▸ Your task: Review the material and extract every line in which the word "this" occurs.

** Supplied material follows **

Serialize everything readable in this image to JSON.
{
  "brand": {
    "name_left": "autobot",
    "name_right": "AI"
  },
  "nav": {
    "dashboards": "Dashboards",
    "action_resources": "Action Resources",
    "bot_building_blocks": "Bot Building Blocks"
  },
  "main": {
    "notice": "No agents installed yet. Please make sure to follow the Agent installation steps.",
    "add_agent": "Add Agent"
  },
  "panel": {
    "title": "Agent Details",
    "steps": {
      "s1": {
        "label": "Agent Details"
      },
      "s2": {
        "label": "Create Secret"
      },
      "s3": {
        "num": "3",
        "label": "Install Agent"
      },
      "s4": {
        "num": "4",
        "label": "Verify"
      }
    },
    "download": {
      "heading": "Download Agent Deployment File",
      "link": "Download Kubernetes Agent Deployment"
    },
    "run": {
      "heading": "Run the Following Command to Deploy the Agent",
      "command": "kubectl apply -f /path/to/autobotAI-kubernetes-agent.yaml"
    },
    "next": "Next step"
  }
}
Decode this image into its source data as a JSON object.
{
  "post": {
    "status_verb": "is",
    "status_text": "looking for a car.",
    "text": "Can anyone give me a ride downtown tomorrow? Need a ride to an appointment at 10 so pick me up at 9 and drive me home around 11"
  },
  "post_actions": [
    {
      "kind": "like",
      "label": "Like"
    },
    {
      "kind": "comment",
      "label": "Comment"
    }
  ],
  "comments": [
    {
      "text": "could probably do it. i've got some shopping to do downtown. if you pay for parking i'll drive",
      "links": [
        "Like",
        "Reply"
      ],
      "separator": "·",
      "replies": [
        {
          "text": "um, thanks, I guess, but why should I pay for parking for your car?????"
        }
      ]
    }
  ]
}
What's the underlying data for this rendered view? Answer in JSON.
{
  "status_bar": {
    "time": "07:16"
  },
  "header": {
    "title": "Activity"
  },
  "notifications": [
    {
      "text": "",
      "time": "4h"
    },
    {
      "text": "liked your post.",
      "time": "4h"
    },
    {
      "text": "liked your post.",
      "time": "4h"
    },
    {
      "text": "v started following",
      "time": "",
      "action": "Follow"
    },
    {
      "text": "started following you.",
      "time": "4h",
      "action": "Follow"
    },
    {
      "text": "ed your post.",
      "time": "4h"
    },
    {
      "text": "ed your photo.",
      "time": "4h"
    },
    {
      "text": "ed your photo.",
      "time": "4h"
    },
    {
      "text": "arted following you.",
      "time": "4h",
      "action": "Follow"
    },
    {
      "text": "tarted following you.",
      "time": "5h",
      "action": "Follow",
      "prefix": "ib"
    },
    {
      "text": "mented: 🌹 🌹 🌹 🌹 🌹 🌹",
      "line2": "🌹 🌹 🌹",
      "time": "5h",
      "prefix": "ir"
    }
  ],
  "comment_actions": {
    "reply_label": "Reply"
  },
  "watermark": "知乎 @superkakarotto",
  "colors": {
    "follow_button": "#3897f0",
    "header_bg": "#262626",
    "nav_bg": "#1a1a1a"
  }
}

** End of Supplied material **

▸ Output below:
Serialize everything readable in this image to JSON.
Decode this image into its source data as a JSON object.
What's the underlying data for this rendered view? Answer in JSON.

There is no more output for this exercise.